» What the exercise asks
The records below are to be output exactly, except for their pictures.

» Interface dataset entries
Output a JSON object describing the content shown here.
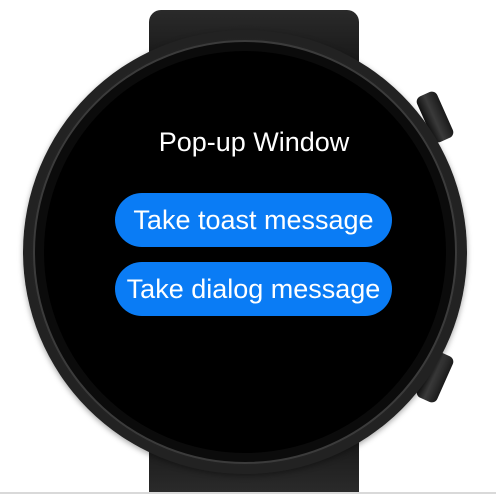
{
  "screen": {
    "title": "Pop-up Window",
    "buttons": {
      "toast_label": "Take toast message",
      "dialog_label": "Take dialog message"
    }
  },
  "colors": {
    "accent": "#0a7cf5",
    "screen_background": "#000000",
    "text": "#ffffff"
  }
}
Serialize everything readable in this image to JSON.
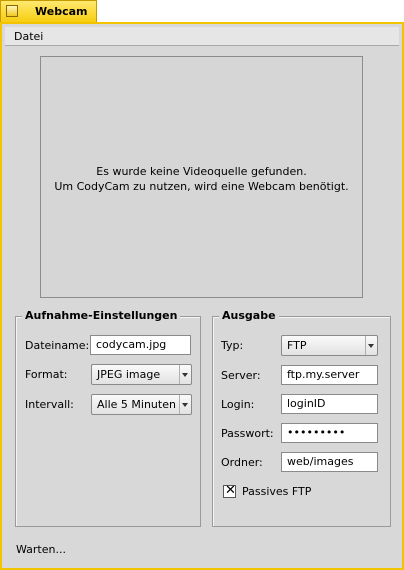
{
  "window": {
    "title": "Webcam"
  },
  "menu": {
    "items": [
      "Datei"
    ]
  },
  "video": {
    "message_line1": "Es wurde keine Videoquelle gefunden.",
    "message_line2": "Um CodyCam zu nutzen, wird eine Webcam benötigt."
  },
  "capture": {
    "title": "Aufnahme-Einstellungen",
    "filename_label": "Dateiname:",
    "filename_value": "codycam.jpg",
    "format_label": "Format:",
    "format_value": "JPEG image",
    "interval_label": "Intervall:",
    "interval_value": "Alle 5 Minuten"
  },
  "output": {
    "title": "Ausgabe",
    "type_label": "Typ:",
    "type_value": "FTP",
    "server_label": "Server:",
    "server_value": "ftp.my.server",
    "login_label": "Login:",
    "login_value": "loginID",
    "password_label": "Passwort:",
    "password_value": "•••••••••",
    "folder_label": "Ordner:",
    "folder_value": "web/images",
    "passive_ftp_label": "Passives FTP",
    "passive_ftp_checked": true
  },
  "status": {
    "text": "Warten..."
  }
}
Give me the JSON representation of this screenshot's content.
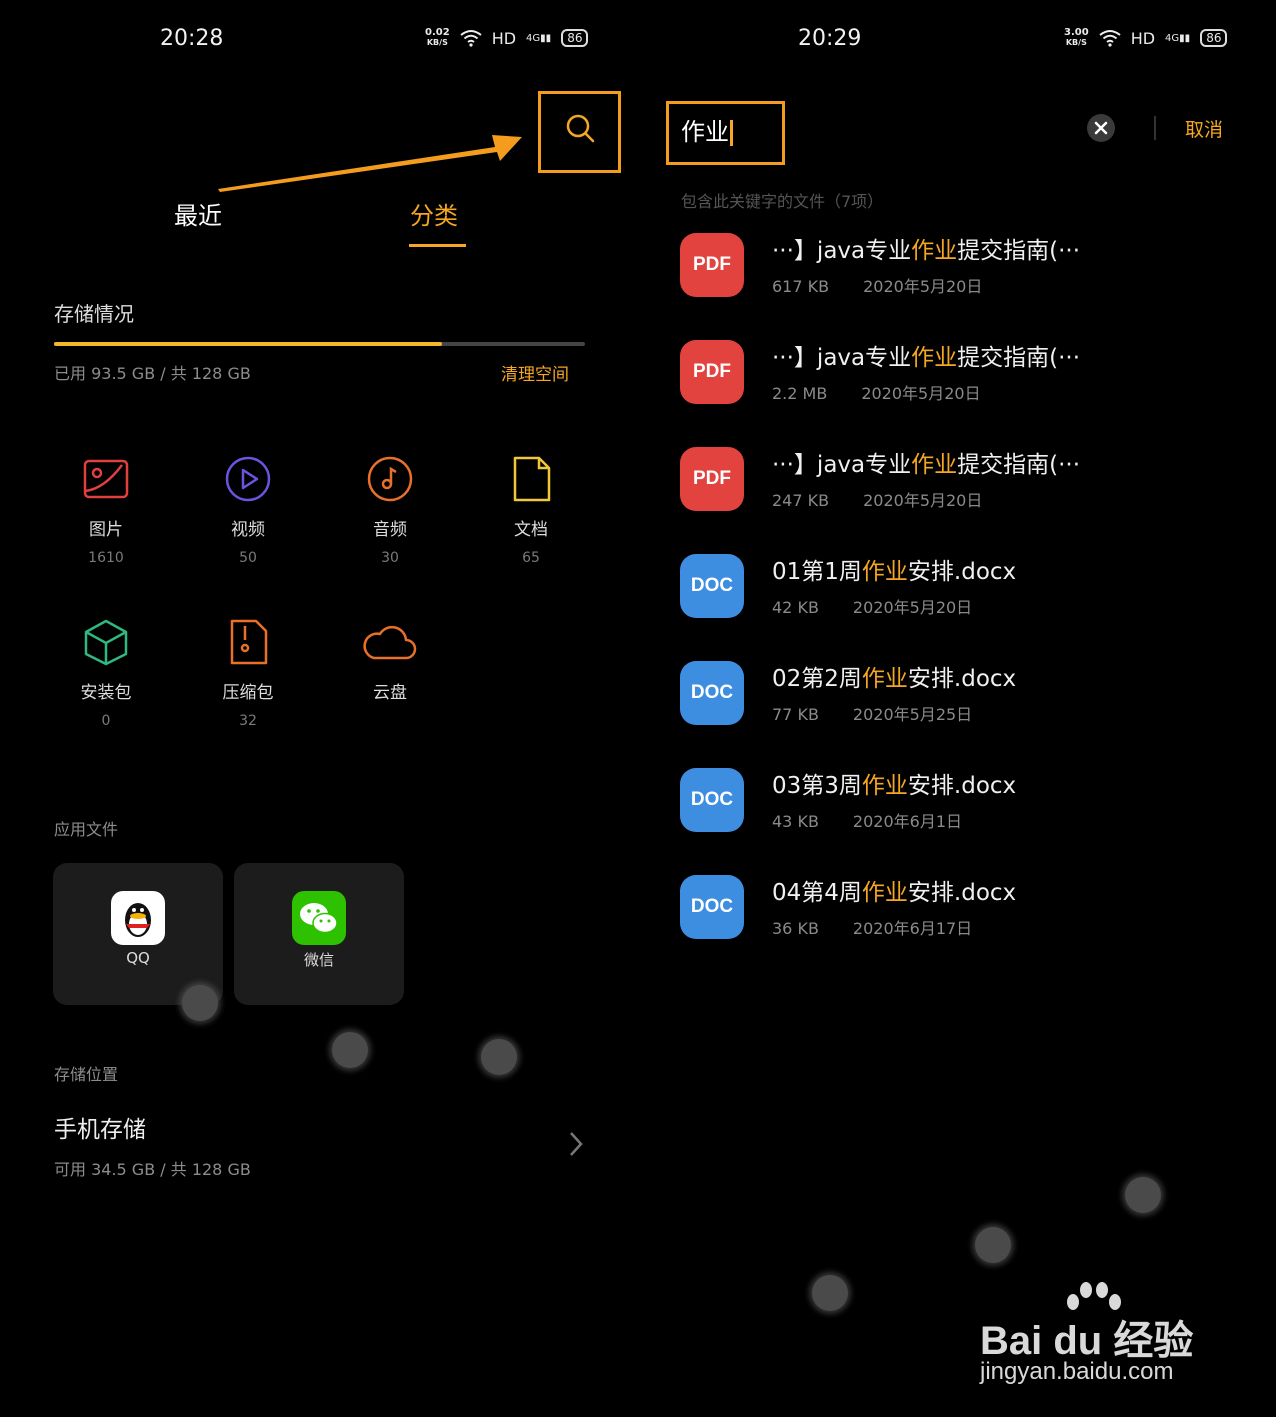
{
  "left": {
    "status": {
      "time": "20:28",
      "speed": "0.02",
      "speed_unit": "KB/S",
      "wifi": "wifi-icon",
      "hd": "HD",
      "signal": "4G",
      "battery": "86"
    },
    "tabs": [
      {
        "label": "最近"
      },
      {
        "label": "分类"
      }
    ],
    "storage": {
      "title": "存储情况",
      "used_text": "已用 93.5 GB / 共 128 GB",
      "used_fraction": 0.73,
      "clean_label": "清理空间"
    },
    "categories": [
      {
        "label": "图片",
        "count": "1610",
        "icon": "image-icon"
      },
      {
        "label": "视频",
        "count": "50",
        "icon": "video-icon"
      },
      {
        "label": "音频",
        "count": "30",
        "icon": "music-icon"
      },
      {
        "label": "文档",
        "count": "65",
        "icon": "document-icon"
      },
      {
        "label": "安装包",
        "count": "0",
        "icon": "package-icon"
      },
      {
        "label": "压缩包",
        "count": "32",
        "icon": "archive-icon"
      },
      {
        "label": "云盘",
        "count": "",
        "icon": "cloud-icon"
      }
    ],
    "app_files": {
      "title": "应用文件",
      "apps": [
        {
          "label": "QQ",
          "icon": "qq-icon"
        },
        {
          "label": "微信",
          "icon": "wechat-icon"
        }
      ]
    },
    "storage_location": {
      "title": "存储位置",
      "name": "手机存储",
      "detail": "可用 34.5 GB / 共 128 GB"
    }
  },
  "right": {
    "status": {
      "time": "20:29",
      "speed": "3.00",
      "speed_unit": "KB/S",
      "hd": "HD",
      "signal": "4G",
      "battery": "86"
    },
    "search": {
      "query": "作业",
      "cancel_label": "取消"
    },
    "result_header": "包含此关键字的文件（7项）",
    "keyword_color": "#f5a623",
    "files": [
      {
        "type": "PDF",
        "pre": "···】java专业",
        "kw": "作业",
        "post": "提交指南(···",
        "size": "617 KB",
        "date": "2020年5月20日"
      },
      {
        "type": "PDF",
        "pre": "···】java专业",
        "kw": "作业",
        "post": "提交指南(···",
        "size": "2.2 MB",
        "date": "2020年5月20日"
      },
      {
        "type": "PDF",
        "pre": "···】java专业",
        "kw": "作业",
        "post": "提交指南(···",
        "size": "247 KB",
        "date": "2020年5月20日"
      },
      {
        "type": "DOC",
        "pre": "01第1周",
        "kw": "作业",
        "post": "安排.docx",
        "size": "42 KB",
        "date": "2020年5月20日"
      },
      {
        "type": "DOC",
        "pre": "02第2周",
        "kw": "作业",
        "post": "安排.docx",
        "size": "77 KB",
        "date": "2020年5月25日"
      },
      {
        "type": "DOC",
        "pre": "03第3周",
        "kw": "作业",
        "post": "安排.docx",
        "size": "43 KB",
        "date": "2020年6月1日"
      },
      {
        "type": "DOC",
        "pre": "04第4周",
        "kw": "作业",
        "post": "安排.docx",
        "size": "36 KB",
        "date": "2020年6月17日"
      }
    ]
  },
  "watermark": {
    "brand": "Bai du 经验",
    "url": "jingyan.baidu.com"
  }
}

» Problem solution
Output a JSON object describing the content shown here.
{
  "screen": {
    "title": "Pop-up Window",
    "buttons": {
      "toast_label": "Take toast message",
      "dialog_label": "Take dialog message"
    }
  },
  "colors": {
    "accent": "#0a7cf5",
    "screen_background": "#000000",
    "text": "#ffffff"
  }
}
Serialize everything readable in this image to JSON.
{
  "window": {
    "title": "Webcam"
  },
  "menu": {
    "items": [
      "Datei"
    ]
  },
  "video": {
    "message_line1": "Es wurde keine Videoquelle gefunden.",
    "message_line2": "Um CodyCam zu nutzen, wird eine Webcam benötigt."
  },
  "capture": {
    "title": "Aufnahme-Einstellungen",
    "filename_label": "Dateiname:",
    "filename_value": "codycam.jpg",
    "format_label": "Format:",
    "format_value": "JPEG image",
    "interval_label": "Intervall:",
    "interval_value": "Alle 5 Minuten"
  },
  "output": {
    "title": "Ausgabe",
    "type_label": "Typ:",
    "type_value": "FTP",
    "server_label": "Server:",
    "server_value": "ftp.my.server",
    "login_label": "Login:",
    "login_value": "loginID",
    "password_label": "Passwort:",
    "password_value": "•••••••••",
    "folder_label": "Ordner:",
    "folder_value": "web/images",
    "passive_ftp_label": "Passives FTP",
    "passive_ftp_checked": true
  },
  "status": {
    "text": "Warten..."
  }
}
Give me the JSON representation of this screenshot's content.
{
  "left": {
    "status": {
      "time": "20:28",
      "speed": "0.02",
      "speed_unit": "KB/S",
      "wifi": "wifi-icon",
      "hd": "HD",
      "signal": "4G",
      "battery": "86"
    },
    "tabs": [
      {
        "label": "最近"
      },
      {
        "label": "分类"
      }
    ],
    "storage": {
      "title": "存储情况",
      "used_text": "已用 93.5 GB / 共 128 GB",
      "used_fraction": 0.73,
      "clean_label": "清理空间"
    },
    "categories": [
      {
        "label": "图片",
        "count": "1610",
        "icon": "image-icon"
      },
      {
        "label": "视频",
        "count": "50",
        "icon": "video-icon"
      },
      {
        "label": "音频",
        "count": "30",
        "icon": "music-icon"
      },
      {
        "label": "文档",
        "count": "65",
        "icon": "document-icon"
      },
      {
        "label": "安装包",
        "count": "0",
        "icon": "package-icon"
      },
      {
        "label": "压缩包",
        "count": "32",
        "icon": "archive-icon"
      },
      {
        "label": "云盘",
        "count": "",
        "icon": "cloud-icon"
      }
    ],
    "app_files": {
      "title": "应用文件",
      "apps": [
        {
          "label": "QQ",
          "icon": "qq-icon"
        },
        {
          "label": "微信",
          "icon": "wechat-icon"
        }
      ]
    },
    "storage_location": {
      "title": "存储位置",
      "name": "手机存储",
      "detail": "可用 34.5 GB / 共 128 GB"
    }
  },
  "right": {
    "status": {
      "time": "20:29",
      "speed": "3.00",
      "speed_unit": "KB/S",
      "hd": "HD",
      "signal": "4G",
      "battery": "86"
    },
    "search": {
      "query": "作业",
      "cancel_label": "取消"
    },
    "result_header": "包含此关键字的文件（7项）",
    "keyword_color": "#f5a623",
    "files": [
      {
        "type": "PDF",
        "pre": "···】java专业",
        "kw": "作业",
        "post": "提交指南(···",
        "size": "617 KB",
        "date": "2020年5月20日"
      },
      {
        "type": "PDF",
        "pre": "···】java专业",
        "kw": "作业",
        "post": "提交指南(···",
        "size": "2.2 MB",
        "date": "2020年5月20日"
      },
      {
        "type": "PDF",
        "pre": "···】java专业",
        "kw": "作业",
        "post": "提交指南(···",
        "size": "247 KB",
        "date": "2020年5月20日"
      },
      {
        "type": "DOC",
        "pre": "01第1周",
        "kw": "作业",
        "post": "安排.docx",
        "size": "42 KB",
        "date": "2020年5月20日"
      },
      {
        "type": "DOC",
        "pre": "02第2周",
        "kw": "作业",
        "post": "安排.docx",
        "size": "77 KB",
        "date": "2020年5月25日"
      },
      {
        "type": "DOC",
        "pre": "03第3周",
        "kw": "作业",
        "post": "安排.docx",
        "size": "43 KB",
        "date": "2020年6月1日"
      },
      {
        "type": "DOC",
        "pre": "04第4周",
        "kw": "作业",
        "post": "安排.docx",
        "size": "36 KB",
        "date": "2020年6月17日"
      }
    ]
  },
  "watermark": {
    "brand": "Bai du 经验",
    "url": "jingyan.baidu.com"
  }
}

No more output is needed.